There’s nothing like a deal – especially one that rescues companies seeking survival – to spark spin about executive leadership.  And nowhere is the posturing more apparent than among Detroit’s automakers.

With unprecedented gas prices, showroom floors over-stocked with inventory, and enormous competitive threats from once-distant foreign rivals, the traditional “Big Three” are on a perpetual quest for respect from their shareholders, industry experts, and consumers.

Far too often, however, the mantra is more about the guys in charge and less about the cars that drive success.

From the days of Henry Ford pioneering America’s new horse and buggy, auto industry personalities have become legendary.  Lee Iacocca became the salvation of Chrysler – the first time – and for some, America itself as he broke new ground in corporate marketing as CEO-pitchman in television commercials draped in patriotism. 

GM and Ford caught on.  Not only did they need better vehicles, but they needed flashier executives who could capture headlines too.  They tried with the likes of Jose Ignacio Lopez, Bob Lutz, Jacques Nasser, Bill Ford, Jr., and now Allan Mullaly.  Yet, through it all, Chrysler takes the prize for leadership spin. 

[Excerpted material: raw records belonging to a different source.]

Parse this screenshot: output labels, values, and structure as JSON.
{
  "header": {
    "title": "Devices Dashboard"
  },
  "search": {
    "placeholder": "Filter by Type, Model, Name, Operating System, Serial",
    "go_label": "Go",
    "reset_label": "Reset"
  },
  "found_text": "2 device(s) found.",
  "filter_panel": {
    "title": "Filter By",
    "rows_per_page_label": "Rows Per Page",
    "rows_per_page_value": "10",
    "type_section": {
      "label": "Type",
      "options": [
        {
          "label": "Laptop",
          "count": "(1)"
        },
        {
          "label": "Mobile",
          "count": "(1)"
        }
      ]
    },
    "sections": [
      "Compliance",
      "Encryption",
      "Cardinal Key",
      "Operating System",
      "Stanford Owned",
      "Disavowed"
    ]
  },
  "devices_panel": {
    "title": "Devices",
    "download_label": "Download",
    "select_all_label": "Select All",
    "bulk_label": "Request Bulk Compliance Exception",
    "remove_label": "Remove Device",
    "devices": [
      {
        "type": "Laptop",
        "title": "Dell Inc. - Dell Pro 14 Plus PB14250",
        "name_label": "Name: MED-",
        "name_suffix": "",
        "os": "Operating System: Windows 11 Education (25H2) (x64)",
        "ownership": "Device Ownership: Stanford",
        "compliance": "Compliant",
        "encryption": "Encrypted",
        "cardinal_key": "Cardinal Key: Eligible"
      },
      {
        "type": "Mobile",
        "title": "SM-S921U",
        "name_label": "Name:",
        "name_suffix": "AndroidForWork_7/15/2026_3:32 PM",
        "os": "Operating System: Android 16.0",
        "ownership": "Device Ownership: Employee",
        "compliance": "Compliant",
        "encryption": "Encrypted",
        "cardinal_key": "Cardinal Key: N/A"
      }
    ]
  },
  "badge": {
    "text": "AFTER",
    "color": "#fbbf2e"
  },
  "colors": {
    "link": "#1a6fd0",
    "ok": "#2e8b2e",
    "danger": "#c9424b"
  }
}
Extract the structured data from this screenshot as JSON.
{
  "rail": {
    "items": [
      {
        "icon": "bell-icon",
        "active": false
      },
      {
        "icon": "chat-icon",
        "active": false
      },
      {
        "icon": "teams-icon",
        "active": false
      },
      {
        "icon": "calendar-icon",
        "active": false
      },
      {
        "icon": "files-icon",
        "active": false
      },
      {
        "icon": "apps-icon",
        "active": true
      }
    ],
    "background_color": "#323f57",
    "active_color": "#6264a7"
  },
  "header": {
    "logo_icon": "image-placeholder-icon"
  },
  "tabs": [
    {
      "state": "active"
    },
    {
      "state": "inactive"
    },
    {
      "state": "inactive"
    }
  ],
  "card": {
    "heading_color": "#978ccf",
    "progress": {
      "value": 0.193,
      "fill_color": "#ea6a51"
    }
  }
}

Remember the “Merger of Equals”?  A German company known for its quality, zeal for perfection, and Mercedes nameplate claimed it would set its domineering spirit aside and stand side-by-side with the number three of the Big Three.  It became pretty clear pretty quickly that many including the UAW had been sucked into the spin.

Ultimately, DaimlerChrysler’s CEO Dr. Z became a pitchman too, but focus groups revealed the public didn’t really believe he was the CEO.  Fortunately, there also was more change back in Germany and in 2006 Dr. Z found his way to the true top job, replacing Jurgen Schrempf.  In doing so he stole the spot that former Chrysler Group COO Wolfgang Bernhard had coveted.   As 2007 began, Dr. Z confirmed that the “For Sale” sign was up at DaimlerChrysler.  Sales slumped.  Rumors of suitors from GM to Kirk Kerkorian, to parts-maker Magna International and The Blackstone Group danced through the headlines for months.

Just last week it was announced that Cerberus Capital Management, a NY-based investment firm, will buy Chrysler for only $7.4 billion and take it private.

Cerberus Chairman John Snow hired Wolfgang Bernhard who is legendary for revving his Hemi’s at auto shows worldwide as a “consultant to help arrange the sale”.  Snow said that Bernhard wouldn’t join Chrysler’s management team but he and Chrysler’s Tom LaSorda will “work well together as they’ve done in the past”. 

Yet, CEO LaSorda made certain in his media interviews that writers world-wide knew Wolfgang Bernard was a “great guy and close friend” … but a “bench player”.  “He was hired by Cerberus as a consultant and works for Cerberus, not the Chrysler executive team,” proclaimed LaSorda.

Time will tell.  Is it really about the cars or all the spin about who’s at the top?  — Shawn Kahle